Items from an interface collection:
----------
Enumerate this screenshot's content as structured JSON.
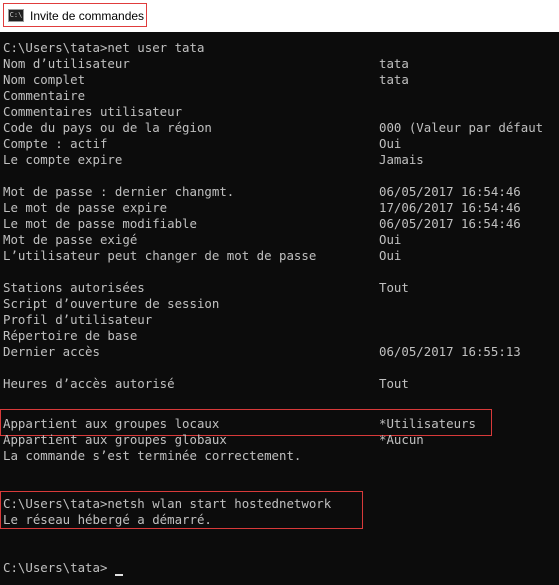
{
  "window": {
    "title": "Invite de commandes",
    "icon": "cmd-icon",
    "icon_glyph": "C:\\"
  },
  "console": {
    "lines": [
      {
        "text": "C:\\Users\\tata>net user tata",
        "value": ""
      },
      {
        "text": "Nom d’utilisateur",
        "value": "tata"
      },
      {
        "text": "Nom complet",
        "value": "tata"
      },
      {
        "text": "Commentaire",
        "value": ""
      },
      {
        "text": "Commentaires utilisateur",
        "value": ""
      },
      {
        "text": "Code du pays ou de la région",
        "value": "000 (Valeur par défaut"
      },
      {
        "text": "Compte : actif",
        "value": "Oui"
      },
      {
        "text": "Le compte expire",
        "value": "Jamais"
      },
      {
        "text": "",
        "value": ""
      },
      {
        "text": "Mot de passe : dernier changmt.",
        "value": "06/05/2017 16:54:46"
      },
      {
        "text": "Le mot de passe expire",
        "value": "17/06/2017 16:54:46"
      },
      {
        "text": "Le mot de passe modifiable",
        "value": "06/05/2017 16:54:46"
      },
      {
        "text": "Mot de passe exigé",
        "value": "Oui"
      },
      {
        "text": "L’utilisateur peut changer de mot de passe",
        "value": "Oui"
      },
      {
        "text": "",
        "value": ""
      },
      {
        "text": "Stations autorisées",
        "value": "Tout"
      },
      {
        "text": "Script d’ouverture de session",
        "value": ""
      },
      {
        "text": "Profil d’utilisateur",
        "value": ""
      },
      {
        "text": "Répertoire de base",
        "value": ""
      },
      {
        "text": "Dernier accès",
        "value": "06/05/2017 16:55:13"
      },
      {
        "text": "",
        "value": ""
      },
      {
        "text": "Heures d’accès autorisé",
        "value": "Tout"
      },
      {
        "text": "",
        "value": ""
      },
      {
        "text": "Appartient aux groupes locaux",
        "value": "*Utilisateurs"
      },
      {
        "text": "Appartient aux groupes globaux",
        "value": "*Aucun"
      },
      {
        "text": "La commande s’est terminée correctement.",
        "value": ""
      },
      {
        "text": "",
        "value": ""
      },
      {
        "text": "",
        "value": ""
      },
      {
        "text": "C:\\Users\\tata>netsh wlan start hostednetwork",
        "value": ""
      },
      {
        "text": "Le réseau hébergé a démarré.",
        "value": ""
      },
      {
        "text": "",
        "value": ""
      },
      {
        "text": "",
        "value": ""
      },
      {
        "text": "C:\\Users\\tata>",
        "value": ""
      }
    ]
  },
  "colors": {
    "console_bg": "#0c0c0c",
    "console_text": "#c0c0c0",
    "highlight": "#d83a3a"
  }
}
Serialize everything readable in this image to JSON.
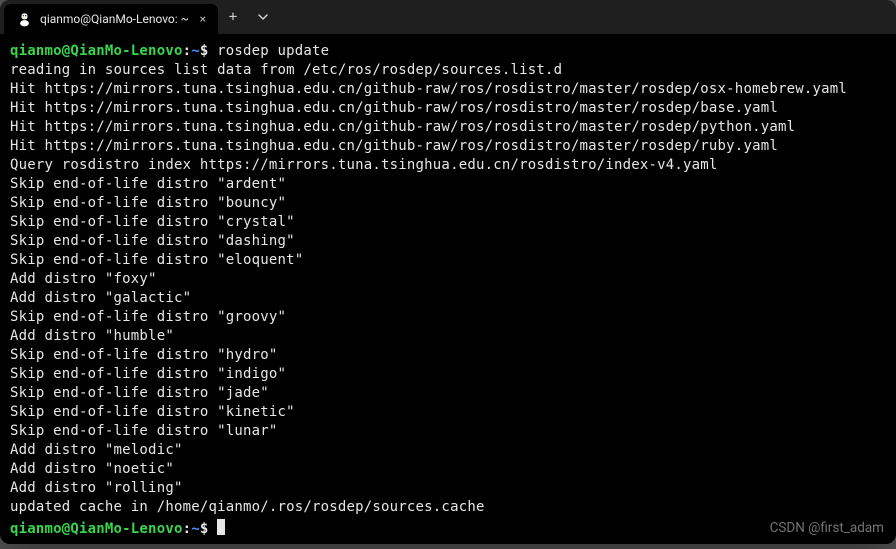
{
  "tab": {
    "title": "qianmo@QianMo-Lenovo: ~"
  },
  "icons": {
    "new_tab": "+",
    "chevron": "⌄",
    "close": "×"
  },
  "prompt": {
    "user_host": "qianmo@QianMo-Lenovo",
    "colon": ":",
    "path": "~",
    "symbol": "$"
  },
  "command": "rosdep update",
  "output_lines": [
    "reading in sources list data from /etc/ros/rosdep/sources.list.d",
    "Hit https://mirrors.tuna.tsinghua.edu.cn/github-raw/ros/rosdistro/master/rosdep/osx-homebrew.yaml",
    "Hit https://mirrors.tuna.tsinghua.edu.cn/github-raw/ros/rosdistro/master/rosdep/base.yaml",
    "Hit https://mirrors.tuna.tsinghua.edu.cn/github-raw/ros/rosdistro/master/rosdep/python.yaml",
    "Hit https://mirrors.tuna.tsinghua.edu.cn/github-raw/ros/rosdistro/master/rosdep/ruby.yaml",
    "Query rosdistro index https://mirrors.tuna.tsinghua.edu.cn/rosdistro/index-v4.yaml",
    "Skip end-of-life distro \"ardent\"",
    "Skip end-of-life distro \"bouncy\"",
    "Skip end-of-life distro \"crystal\"",
    "Skip end-of-life distro \"dashing\"",
    "Skip end-of-life distro \"eloquent\"",
    "Add distro \"foxy\"",
    "Add distro \"galactic\"",
    "Skip end-of-life distro \"groovy\"",
    "Add distro \"humble\"",
    "Skip end-of-life distro \"hydro\"",
    "Skip end-of-life distro \"indigo\"",
    "Skip end-of-life distro \"jade\"",
    "Skip end-of-life distro \"kinetic\"",
    "Skip end-of-life distro \"lunar\"",
    "Add distro \"melodic\"",
    "Add distro \"noetic\"",
    "Add distro \"rolling\"",
    "updated cache in /home/qianmo/.ros/rosdep/sources.cache"
  ],
  "watermark": "CSDN @first_adam"
}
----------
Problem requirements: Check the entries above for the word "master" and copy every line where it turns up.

Output below:
    "Hit https://mirrors.tuna.tsinghua.edu.cn/github-raw/ros/rosdistro/master/rosdep/osx-homebrew.yaml",
    "Hit https://mirrors.tuna.tsinghua.edu.cn/github-raw/ros/rosdistro/master/rosdep/base.yaml",
    "Hit https://mirrors.tuna.tsinghua.edu.cn/github-raw/ros/rosdistro/master/rosdep/python.yaml",
    "Hit https://mirrors.tuna.tsinghua.edu.cn/github-raw/ros/rosdistro/master/rosdep/ruby.yaml",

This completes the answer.